(Input data)
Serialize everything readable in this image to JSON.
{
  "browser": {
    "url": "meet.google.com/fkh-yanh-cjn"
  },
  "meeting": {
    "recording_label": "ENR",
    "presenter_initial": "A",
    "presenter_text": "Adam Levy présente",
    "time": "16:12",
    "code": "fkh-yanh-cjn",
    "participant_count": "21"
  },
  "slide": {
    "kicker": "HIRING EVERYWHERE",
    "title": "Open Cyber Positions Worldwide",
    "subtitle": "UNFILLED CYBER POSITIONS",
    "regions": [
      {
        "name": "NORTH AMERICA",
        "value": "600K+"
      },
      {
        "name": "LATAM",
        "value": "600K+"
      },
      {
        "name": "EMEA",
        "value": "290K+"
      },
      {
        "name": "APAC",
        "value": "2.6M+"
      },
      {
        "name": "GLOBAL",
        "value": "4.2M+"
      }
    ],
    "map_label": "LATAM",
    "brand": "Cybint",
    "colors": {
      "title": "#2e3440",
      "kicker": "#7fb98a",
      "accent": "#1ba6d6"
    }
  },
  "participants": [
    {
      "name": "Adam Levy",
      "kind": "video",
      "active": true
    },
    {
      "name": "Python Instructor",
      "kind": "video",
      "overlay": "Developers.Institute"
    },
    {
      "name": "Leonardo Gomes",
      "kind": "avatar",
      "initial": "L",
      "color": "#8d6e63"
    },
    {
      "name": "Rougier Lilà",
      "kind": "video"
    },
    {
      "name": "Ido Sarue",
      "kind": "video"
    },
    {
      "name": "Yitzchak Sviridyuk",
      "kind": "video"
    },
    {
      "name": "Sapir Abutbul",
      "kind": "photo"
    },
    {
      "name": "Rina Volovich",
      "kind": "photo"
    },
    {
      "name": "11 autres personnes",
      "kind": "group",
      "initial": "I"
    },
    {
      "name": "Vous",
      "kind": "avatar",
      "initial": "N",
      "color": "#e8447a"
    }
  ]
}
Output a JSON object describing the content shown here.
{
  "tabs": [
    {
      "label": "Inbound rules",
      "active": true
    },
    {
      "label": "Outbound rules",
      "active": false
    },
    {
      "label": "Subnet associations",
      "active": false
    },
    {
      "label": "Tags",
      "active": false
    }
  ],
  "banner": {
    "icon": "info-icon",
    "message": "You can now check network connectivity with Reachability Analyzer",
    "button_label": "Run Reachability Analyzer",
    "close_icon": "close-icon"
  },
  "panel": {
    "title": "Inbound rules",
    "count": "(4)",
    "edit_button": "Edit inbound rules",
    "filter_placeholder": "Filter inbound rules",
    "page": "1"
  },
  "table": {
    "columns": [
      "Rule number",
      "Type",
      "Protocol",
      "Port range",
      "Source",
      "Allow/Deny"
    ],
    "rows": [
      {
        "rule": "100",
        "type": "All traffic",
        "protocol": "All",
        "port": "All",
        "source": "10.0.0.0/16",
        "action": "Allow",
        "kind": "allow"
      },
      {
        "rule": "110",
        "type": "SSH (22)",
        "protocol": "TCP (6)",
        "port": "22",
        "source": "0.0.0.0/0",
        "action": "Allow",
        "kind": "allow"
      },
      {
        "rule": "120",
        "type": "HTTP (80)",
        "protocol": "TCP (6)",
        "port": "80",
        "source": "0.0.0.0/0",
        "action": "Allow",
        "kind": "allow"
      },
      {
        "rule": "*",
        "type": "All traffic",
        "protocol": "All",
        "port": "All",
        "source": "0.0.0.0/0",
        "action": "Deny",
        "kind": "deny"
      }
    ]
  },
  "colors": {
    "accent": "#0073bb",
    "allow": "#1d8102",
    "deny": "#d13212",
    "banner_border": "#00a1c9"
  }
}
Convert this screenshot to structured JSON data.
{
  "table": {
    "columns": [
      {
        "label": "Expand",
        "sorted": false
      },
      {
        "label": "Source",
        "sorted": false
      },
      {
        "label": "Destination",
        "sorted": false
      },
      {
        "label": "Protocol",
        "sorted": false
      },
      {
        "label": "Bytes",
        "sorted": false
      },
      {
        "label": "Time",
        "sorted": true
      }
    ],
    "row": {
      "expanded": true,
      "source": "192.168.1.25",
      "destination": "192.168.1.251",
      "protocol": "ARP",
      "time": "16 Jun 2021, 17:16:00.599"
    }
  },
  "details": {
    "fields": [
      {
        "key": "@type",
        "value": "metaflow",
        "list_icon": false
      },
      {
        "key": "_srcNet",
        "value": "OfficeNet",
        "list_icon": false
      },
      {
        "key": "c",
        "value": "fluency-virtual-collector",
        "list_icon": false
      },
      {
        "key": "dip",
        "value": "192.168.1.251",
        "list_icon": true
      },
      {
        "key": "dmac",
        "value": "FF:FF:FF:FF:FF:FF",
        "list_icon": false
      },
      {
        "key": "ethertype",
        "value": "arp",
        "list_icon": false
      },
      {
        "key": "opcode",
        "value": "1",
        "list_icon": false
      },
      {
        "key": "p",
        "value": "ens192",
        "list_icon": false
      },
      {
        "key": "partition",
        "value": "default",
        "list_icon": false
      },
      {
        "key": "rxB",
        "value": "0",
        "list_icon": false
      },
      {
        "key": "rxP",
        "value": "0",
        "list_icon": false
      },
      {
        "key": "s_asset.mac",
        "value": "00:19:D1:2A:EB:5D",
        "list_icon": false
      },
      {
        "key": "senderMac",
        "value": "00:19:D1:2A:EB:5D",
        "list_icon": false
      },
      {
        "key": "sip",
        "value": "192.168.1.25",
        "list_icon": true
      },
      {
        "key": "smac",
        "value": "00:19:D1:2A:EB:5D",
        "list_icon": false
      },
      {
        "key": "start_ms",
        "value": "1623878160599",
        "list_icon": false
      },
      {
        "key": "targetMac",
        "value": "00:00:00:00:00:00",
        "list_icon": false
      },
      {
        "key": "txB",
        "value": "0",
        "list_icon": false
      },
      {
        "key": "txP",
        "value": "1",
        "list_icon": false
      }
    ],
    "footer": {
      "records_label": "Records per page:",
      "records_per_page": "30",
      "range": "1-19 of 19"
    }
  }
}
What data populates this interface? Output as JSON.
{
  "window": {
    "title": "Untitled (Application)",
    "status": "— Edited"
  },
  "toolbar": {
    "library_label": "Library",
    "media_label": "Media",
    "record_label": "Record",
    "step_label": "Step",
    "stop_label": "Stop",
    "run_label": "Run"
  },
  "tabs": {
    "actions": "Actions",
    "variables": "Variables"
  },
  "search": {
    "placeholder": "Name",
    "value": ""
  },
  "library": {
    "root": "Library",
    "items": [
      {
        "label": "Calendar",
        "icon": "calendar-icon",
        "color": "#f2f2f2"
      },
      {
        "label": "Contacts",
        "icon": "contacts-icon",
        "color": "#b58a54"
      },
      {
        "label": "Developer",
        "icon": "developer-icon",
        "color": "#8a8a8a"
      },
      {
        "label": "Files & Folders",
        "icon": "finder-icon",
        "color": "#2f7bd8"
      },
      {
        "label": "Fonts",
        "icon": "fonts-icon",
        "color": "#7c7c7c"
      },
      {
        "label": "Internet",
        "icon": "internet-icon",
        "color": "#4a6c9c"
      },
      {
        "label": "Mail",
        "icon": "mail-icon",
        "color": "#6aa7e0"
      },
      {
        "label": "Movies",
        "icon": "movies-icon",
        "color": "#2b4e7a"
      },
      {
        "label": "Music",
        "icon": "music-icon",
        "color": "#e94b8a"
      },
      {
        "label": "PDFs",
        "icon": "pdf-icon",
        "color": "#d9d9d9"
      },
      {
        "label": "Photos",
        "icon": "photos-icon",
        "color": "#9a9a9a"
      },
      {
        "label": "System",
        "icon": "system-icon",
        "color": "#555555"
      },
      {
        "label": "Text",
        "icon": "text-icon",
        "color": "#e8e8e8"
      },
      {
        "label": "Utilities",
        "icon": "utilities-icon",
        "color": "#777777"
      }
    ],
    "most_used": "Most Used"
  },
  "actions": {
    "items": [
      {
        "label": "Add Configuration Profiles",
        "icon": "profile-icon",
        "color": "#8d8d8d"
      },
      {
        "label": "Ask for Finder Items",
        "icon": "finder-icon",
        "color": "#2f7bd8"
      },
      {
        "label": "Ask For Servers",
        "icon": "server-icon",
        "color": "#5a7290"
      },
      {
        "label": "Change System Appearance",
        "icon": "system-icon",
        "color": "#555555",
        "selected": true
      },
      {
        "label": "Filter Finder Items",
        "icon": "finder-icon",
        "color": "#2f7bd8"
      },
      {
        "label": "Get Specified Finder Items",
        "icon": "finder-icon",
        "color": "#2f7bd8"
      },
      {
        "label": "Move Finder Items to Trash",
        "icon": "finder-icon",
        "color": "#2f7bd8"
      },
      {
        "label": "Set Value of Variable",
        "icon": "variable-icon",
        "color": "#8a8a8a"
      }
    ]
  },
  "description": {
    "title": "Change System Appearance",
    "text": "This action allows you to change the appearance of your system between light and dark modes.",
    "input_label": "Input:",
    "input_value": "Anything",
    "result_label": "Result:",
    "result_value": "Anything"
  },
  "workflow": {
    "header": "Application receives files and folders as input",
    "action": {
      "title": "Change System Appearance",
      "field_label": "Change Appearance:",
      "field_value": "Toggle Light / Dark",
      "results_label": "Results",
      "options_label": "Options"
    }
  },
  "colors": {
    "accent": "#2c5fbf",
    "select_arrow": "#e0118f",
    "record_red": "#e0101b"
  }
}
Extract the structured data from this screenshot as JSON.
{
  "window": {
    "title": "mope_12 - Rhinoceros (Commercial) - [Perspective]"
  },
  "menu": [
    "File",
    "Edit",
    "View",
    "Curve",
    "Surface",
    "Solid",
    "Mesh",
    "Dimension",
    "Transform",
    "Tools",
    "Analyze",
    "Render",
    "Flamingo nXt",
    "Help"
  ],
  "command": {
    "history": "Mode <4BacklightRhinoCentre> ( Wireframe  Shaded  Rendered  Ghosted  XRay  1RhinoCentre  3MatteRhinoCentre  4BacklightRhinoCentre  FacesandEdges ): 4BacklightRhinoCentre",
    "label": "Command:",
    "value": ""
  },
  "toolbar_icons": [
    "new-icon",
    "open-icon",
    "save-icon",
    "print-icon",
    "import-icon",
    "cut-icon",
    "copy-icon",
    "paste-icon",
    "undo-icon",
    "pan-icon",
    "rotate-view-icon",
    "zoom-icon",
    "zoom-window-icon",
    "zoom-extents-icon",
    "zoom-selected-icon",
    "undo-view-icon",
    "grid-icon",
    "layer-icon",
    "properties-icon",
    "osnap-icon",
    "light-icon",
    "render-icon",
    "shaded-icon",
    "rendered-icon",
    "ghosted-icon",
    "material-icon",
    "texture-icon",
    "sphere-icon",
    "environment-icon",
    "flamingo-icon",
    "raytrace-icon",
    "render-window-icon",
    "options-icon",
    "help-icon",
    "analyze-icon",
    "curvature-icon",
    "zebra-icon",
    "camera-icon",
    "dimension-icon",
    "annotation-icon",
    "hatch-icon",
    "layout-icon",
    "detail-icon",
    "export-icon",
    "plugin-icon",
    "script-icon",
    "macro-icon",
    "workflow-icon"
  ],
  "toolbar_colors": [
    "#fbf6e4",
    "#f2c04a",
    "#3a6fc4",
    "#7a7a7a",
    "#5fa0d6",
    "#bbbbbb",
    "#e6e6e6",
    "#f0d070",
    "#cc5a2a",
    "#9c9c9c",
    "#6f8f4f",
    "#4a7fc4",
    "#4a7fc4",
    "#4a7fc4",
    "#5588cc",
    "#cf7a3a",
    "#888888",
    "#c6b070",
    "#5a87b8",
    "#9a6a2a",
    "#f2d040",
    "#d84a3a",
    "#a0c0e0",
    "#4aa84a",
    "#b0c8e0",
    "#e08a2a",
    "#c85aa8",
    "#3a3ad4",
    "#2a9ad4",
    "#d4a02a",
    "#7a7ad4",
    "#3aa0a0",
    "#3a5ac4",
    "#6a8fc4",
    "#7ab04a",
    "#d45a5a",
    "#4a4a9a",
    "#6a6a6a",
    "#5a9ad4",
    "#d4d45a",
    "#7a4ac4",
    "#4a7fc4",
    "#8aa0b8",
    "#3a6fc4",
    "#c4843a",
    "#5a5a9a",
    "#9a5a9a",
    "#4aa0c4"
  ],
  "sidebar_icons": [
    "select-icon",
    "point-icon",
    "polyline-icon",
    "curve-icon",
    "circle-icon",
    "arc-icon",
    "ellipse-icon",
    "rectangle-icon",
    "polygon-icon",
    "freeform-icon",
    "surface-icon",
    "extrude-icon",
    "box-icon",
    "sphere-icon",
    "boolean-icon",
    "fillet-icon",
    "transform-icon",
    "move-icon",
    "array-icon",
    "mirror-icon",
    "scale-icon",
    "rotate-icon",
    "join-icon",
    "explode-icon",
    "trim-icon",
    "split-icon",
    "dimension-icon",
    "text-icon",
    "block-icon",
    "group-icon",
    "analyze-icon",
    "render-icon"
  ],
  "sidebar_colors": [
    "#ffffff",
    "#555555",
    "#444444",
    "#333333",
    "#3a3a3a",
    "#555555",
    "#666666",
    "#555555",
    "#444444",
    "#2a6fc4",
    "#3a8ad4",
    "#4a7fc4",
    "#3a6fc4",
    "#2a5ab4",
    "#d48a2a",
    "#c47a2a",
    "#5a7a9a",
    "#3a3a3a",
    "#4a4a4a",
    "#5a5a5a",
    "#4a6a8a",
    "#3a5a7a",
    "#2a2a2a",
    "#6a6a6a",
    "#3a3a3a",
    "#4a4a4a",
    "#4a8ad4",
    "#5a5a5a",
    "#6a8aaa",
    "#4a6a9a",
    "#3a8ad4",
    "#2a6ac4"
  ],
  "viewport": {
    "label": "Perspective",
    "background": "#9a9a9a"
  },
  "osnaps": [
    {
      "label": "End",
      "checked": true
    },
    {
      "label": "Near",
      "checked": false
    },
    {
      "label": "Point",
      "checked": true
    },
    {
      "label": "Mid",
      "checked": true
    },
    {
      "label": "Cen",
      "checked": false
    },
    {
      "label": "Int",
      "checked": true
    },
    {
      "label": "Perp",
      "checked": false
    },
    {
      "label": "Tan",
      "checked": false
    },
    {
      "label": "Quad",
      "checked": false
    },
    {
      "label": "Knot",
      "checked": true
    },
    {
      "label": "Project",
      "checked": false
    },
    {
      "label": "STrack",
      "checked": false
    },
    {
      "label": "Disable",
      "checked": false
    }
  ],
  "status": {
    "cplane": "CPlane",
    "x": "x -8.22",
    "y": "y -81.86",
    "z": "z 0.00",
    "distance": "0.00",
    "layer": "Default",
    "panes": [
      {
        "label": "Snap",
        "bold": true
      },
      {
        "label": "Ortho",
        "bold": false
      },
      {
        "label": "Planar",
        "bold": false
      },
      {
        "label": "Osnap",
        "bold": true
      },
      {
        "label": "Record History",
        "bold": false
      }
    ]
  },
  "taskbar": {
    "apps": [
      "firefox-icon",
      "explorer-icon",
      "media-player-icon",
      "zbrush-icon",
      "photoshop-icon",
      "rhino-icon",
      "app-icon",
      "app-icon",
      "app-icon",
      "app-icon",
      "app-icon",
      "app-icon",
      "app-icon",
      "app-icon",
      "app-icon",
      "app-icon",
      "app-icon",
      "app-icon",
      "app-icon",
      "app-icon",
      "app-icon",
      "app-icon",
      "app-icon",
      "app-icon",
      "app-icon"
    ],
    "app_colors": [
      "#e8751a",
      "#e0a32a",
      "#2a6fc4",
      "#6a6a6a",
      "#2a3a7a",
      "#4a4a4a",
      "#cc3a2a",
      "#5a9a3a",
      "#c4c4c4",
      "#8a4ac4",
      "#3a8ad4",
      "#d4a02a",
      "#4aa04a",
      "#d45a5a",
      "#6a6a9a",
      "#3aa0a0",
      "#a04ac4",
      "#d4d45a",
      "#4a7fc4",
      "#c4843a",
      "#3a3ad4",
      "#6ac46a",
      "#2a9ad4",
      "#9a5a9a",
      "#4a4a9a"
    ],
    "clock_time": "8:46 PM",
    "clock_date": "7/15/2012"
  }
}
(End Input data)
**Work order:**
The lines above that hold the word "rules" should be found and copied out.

**Written response:**
      "label": "Inbound rules",
      "label": "Outbound rules",
    "title": "Inbound rules",
    "edit_button": "Edit inbound rules",
    "filter_placeholder": "Filter inbound rules",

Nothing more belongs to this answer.